◆ ACTIVITY: Please work out how many lines in the entries below include the string "structured", and reply with the number alone.
─── MATERIAL PROVIDED ───
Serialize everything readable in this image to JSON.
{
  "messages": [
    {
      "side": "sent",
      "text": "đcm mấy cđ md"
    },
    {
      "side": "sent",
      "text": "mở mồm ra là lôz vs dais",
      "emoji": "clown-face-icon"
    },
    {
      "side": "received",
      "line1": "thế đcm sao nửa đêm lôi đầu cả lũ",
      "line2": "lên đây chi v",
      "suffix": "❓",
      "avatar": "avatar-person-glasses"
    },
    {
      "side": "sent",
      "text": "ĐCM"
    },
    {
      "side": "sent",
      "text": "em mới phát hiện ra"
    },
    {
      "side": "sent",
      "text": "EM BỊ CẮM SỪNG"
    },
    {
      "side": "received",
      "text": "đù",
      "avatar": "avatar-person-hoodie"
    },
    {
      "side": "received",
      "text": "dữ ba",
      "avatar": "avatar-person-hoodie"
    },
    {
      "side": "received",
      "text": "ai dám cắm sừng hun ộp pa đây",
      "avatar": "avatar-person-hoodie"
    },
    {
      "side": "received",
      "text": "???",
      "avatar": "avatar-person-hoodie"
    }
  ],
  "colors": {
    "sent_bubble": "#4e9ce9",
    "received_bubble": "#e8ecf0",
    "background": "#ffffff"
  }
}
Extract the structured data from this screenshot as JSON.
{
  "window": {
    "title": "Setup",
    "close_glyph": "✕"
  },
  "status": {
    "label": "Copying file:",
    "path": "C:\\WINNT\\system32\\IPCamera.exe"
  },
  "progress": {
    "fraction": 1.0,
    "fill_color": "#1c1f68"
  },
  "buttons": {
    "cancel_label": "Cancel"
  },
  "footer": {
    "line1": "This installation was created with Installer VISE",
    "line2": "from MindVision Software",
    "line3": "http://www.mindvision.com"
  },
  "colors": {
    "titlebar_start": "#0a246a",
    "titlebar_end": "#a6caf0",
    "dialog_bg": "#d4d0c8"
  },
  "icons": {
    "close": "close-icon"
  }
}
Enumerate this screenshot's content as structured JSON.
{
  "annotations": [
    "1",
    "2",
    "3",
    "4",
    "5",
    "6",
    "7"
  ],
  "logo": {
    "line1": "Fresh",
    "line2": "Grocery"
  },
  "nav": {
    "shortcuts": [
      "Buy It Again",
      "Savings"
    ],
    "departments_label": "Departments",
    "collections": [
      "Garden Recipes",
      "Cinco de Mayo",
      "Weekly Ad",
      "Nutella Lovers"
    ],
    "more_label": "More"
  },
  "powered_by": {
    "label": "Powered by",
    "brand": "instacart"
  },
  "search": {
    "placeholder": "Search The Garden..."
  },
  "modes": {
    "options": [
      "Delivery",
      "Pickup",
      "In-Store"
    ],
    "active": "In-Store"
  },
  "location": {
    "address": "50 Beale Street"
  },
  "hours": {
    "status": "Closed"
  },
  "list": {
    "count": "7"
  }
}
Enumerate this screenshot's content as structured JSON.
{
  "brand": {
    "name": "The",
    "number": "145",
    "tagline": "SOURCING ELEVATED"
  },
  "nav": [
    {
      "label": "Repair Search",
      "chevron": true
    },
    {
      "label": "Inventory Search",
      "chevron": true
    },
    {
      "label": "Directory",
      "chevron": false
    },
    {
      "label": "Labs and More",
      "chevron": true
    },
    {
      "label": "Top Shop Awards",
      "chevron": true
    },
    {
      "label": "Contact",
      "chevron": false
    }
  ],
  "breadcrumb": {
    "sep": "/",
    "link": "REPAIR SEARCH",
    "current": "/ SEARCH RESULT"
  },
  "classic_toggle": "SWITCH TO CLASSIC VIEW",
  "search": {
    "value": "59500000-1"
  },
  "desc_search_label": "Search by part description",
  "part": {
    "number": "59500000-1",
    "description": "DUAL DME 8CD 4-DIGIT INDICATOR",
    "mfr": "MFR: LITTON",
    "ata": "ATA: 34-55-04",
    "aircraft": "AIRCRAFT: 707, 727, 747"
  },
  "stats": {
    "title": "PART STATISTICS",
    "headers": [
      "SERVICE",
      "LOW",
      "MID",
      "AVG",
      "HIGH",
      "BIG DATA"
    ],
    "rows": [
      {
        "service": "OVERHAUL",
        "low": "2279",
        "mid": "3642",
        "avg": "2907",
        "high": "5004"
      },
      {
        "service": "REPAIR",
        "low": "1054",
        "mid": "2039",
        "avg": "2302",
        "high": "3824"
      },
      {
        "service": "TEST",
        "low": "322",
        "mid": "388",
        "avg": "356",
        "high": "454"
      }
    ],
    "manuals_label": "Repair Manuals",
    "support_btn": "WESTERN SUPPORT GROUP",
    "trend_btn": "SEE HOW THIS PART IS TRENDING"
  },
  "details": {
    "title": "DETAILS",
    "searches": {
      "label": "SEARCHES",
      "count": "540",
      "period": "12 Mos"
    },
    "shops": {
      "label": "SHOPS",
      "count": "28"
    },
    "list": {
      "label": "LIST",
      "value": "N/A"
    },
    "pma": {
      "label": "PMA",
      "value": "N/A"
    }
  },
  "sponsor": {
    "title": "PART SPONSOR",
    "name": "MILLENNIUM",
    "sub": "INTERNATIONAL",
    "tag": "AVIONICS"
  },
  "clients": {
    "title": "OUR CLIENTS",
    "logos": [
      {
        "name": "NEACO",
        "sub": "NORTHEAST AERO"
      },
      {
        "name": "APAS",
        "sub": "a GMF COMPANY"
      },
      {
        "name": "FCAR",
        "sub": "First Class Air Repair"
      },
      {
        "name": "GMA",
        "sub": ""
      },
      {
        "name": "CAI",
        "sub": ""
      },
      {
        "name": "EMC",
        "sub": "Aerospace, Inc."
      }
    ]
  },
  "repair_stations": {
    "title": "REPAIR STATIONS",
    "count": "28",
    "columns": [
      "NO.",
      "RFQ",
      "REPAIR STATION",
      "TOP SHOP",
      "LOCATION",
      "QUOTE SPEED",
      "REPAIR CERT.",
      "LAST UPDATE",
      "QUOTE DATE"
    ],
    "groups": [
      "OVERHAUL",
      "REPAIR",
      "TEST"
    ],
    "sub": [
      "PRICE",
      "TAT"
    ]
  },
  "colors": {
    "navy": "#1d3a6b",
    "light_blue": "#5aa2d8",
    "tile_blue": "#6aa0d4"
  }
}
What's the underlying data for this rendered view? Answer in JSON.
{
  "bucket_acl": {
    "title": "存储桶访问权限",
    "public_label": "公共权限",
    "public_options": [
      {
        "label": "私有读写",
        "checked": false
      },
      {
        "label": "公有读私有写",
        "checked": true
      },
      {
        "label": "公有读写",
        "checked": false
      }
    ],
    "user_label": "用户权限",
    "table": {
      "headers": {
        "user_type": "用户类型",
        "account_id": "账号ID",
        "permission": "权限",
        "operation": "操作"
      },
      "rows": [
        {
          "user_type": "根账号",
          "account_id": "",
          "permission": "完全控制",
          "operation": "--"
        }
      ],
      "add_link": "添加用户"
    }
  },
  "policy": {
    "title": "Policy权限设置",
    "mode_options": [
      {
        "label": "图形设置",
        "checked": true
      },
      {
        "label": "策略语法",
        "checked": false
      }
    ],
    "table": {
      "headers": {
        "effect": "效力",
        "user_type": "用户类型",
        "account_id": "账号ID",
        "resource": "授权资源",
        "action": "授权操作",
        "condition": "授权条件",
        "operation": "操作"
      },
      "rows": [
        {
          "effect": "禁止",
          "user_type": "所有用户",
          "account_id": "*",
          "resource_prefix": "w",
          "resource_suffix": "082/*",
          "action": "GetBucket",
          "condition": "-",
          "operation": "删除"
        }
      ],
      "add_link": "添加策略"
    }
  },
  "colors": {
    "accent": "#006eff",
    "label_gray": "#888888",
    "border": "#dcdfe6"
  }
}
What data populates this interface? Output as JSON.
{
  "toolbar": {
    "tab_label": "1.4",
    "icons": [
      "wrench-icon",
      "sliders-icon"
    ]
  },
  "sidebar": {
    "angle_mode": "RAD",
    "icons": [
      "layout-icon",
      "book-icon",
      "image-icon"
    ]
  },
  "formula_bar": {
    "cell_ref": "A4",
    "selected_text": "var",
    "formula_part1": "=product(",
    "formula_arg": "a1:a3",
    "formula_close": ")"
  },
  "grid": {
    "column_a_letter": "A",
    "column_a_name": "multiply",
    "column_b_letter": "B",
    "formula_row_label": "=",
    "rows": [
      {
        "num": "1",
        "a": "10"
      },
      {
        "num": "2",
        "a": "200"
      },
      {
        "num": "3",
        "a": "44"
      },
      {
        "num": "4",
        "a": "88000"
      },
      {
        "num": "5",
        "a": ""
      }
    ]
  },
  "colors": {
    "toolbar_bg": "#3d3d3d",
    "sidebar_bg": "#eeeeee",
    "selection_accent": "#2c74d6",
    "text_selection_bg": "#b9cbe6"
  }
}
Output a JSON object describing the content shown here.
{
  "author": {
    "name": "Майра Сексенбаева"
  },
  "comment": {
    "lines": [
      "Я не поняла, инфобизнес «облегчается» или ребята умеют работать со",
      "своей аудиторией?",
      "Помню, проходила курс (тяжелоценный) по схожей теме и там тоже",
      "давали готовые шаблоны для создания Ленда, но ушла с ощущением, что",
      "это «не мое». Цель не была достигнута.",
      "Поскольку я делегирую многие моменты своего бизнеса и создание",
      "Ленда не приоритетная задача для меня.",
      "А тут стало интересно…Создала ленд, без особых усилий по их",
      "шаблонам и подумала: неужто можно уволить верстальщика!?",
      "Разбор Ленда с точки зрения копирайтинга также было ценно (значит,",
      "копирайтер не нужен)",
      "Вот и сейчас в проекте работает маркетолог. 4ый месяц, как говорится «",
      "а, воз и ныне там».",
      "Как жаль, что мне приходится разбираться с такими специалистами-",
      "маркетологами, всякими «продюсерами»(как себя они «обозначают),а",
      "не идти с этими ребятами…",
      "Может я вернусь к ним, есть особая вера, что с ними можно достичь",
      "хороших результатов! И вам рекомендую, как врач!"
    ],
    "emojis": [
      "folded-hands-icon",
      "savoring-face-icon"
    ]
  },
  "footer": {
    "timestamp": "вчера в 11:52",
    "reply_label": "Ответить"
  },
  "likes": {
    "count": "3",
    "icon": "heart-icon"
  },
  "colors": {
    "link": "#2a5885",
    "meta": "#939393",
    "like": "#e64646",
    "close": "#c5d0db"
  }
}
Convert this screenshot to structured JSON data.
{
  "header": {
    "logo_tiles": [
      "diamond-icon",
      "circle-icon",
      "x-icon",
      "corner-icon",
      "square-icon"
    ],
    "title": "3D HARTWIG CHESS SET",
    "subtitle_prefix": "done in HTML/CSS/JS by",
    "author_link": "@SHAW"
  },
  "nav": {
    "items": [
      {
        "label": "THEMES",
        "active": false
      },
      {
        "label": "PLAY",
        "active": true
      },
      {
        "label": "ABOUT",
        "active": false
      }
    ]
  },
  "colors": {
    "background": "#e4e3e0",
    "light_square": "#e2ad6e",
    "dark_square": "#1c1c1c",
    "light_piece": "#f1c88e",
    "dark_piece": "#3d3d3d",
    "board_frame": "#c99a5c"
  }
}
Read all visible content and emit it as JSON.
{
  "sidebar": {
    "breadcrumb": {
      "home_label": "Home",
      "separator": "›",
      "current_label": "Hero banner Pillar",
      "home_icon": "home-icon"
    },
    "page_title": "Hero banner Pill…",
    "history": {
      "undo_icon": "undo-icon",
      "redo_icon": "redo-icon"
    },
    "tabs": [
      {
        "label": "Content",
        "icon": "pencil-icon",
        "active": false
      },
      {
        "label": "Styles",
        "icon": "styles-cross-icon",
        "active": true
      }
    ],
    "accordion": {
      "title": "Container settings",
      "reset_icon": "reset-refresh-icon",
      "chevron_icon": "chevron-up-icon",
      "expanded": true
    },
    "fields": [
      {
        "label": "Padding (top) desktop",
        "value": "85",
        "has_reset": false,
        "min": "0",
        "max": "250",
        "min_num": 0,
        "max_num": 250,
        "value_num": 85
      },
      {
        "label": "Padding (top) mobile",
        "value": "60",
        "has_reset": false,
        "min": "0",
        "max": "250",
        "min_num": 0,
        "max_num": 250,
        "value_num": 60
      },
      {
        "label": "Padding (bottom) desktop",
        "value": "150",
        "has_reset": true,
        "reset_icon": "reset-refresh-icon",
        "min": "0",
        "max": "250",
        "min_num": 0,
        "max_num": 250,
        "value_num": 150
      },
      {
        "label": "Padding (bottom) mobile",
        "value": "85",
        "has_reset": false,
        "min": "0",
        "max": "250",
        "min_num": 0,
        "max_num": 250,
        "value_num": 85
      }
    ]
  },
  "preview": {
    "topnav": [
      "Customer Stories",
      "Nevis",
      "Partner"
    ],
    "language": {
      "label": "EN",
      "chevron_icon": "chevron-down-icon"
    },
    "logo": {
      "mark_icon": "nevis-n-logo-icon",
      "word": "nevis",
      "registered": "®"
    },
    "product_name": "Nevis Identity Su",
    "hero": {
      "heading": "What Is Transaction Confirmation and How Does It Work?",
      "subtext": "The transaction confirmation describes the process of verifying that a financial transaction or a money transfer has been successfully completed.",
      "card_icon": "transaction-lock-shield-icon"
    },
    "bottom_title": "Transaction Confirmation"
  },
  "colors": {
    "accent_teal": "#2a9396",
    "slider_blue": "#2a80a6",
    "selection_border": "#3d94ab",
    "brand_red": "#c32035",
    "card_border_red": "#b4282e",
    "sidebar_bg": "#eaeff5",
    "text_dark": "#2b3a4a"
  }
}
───
◆ ANSWER TO THE EXERCISE: 4